Regardless of who was at Fault in the Accident, I Still Have to Pay the Deductible Indicated on my Car Insurance Contract
44% of drivers believe that they will always have to pay the deductible specified in their policy, regardless of how the claim produced itself.
In reality, the insurer takes fault into account. In most cases, fault is determined based on the Direct Compensation Agreement (DCA) containing the various accident scenarios.
Under this framework, in the case of a not-at-fault collision, the insurer will compensate you even if you have no coverage for the collision and without you having to pay a deductible.
Conversely, if you are at fault for the accident, you will be compensated only if your policy covers the collision and you will have to pay the deductible; these restrictions will also apply if the Direct Compensation Agreement does not apply (for example, if the other vehicle involved in the accident is registered outside Quebec or if the third party does not have insurance).
I'm not Insured for Collisions, so There's No Point in Reporting Because I won't be Compensated
42% of drivers are unaware that their insurer considers their fault in a collision when determining how to compensate them.

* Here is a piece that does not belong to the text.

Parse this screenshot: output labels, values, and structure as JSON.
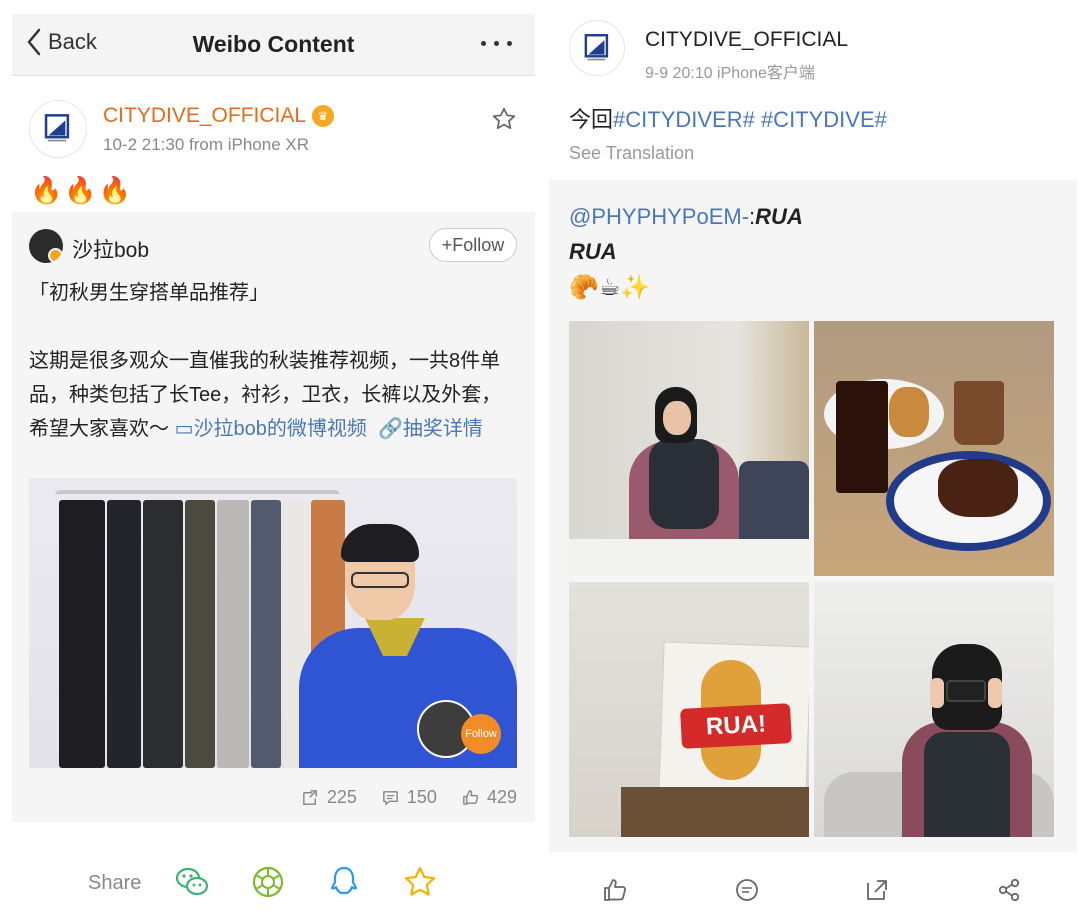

Worse, 69% do not know that their auto insurance policy covers them for a not-at-fault collision, even if they do not have coverage for damage to their vehicle!
However, if the insured is not at fault, the insurer will compensate them for all the material damage to their car even if they are not insured for the collision; whereas if the insured is at fault for the damage, the insurer will compensate them based on the coverage provided in their contract only.
However, the "no fault" rule has applied to bodily injuries since 1978: in the case of physical injuries, you are compensated by the SAAQ regardless of your fault, even if the accident occurred outside Quebec.